▸ **Your assignment**
The answer must consist of every line from the data that holds the string "selfie".

▸ **Entries shown**
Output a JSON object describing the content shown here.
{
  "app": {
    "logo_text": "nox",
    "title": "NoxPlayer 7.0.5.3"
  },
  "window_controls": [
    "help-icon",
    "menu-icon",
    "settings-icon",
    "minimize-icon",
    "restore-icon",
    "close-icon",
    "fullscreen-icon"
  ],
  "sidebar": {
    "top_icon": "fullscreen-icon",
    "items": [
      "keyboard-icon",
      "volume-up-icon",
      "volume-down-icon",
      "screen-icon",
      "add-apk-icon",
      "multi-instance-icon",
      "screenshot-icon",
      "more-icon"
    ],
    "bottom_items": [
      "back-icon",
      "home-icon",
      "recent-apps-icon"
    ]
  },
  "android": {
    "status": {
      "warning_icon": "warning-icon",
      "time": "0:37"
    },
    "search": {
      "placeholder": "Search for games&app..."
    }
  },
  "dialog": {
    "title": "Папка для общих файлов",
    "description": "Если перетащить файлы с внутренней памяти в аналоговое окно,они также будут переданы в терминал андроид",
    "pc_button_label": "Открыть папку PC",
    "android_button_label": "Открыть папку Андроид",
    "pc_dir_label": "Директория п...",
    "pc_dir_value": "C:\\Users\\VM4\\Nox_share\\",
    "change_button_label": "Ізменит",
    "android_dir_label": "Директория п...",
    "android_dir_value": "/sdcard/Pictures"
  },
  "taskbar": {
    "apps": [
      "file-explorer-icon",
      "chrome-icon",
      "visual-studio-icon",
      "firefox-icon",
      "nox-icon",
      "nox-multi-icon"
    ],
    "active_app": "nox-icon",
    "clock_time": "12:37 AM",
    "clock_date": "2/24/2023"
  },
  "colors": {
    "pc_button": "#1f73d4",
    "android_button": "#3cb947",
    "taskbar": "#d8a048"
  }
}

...

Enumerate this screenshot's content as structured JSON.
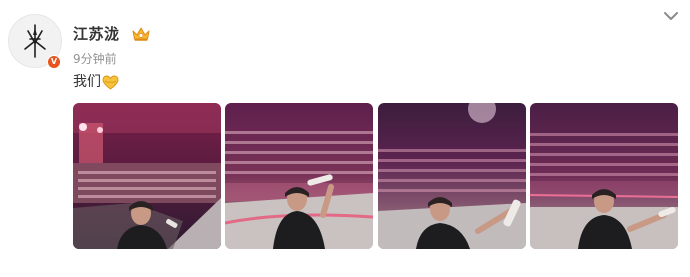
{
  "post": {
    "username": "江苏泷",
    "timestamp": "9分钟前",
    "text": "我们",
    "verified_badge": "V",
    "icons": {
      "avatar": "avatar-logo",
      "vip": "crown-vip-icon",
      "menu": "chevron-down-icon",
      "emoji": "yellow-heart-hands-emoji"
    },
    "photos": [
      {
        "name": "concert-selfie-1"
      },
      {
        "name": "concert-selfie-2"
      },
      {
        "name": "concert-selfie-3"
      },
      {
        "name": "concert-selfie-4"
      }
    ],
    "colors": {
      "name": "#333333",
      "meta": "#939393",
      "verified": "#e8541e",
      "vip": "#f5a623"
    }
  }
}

▸ **Solution to this problem**
        "name": "concert-selfie-1"
        "name": "concert-selfie-2"
        "name": "concert-selfie-3"
        "name": "concert-selfie-4"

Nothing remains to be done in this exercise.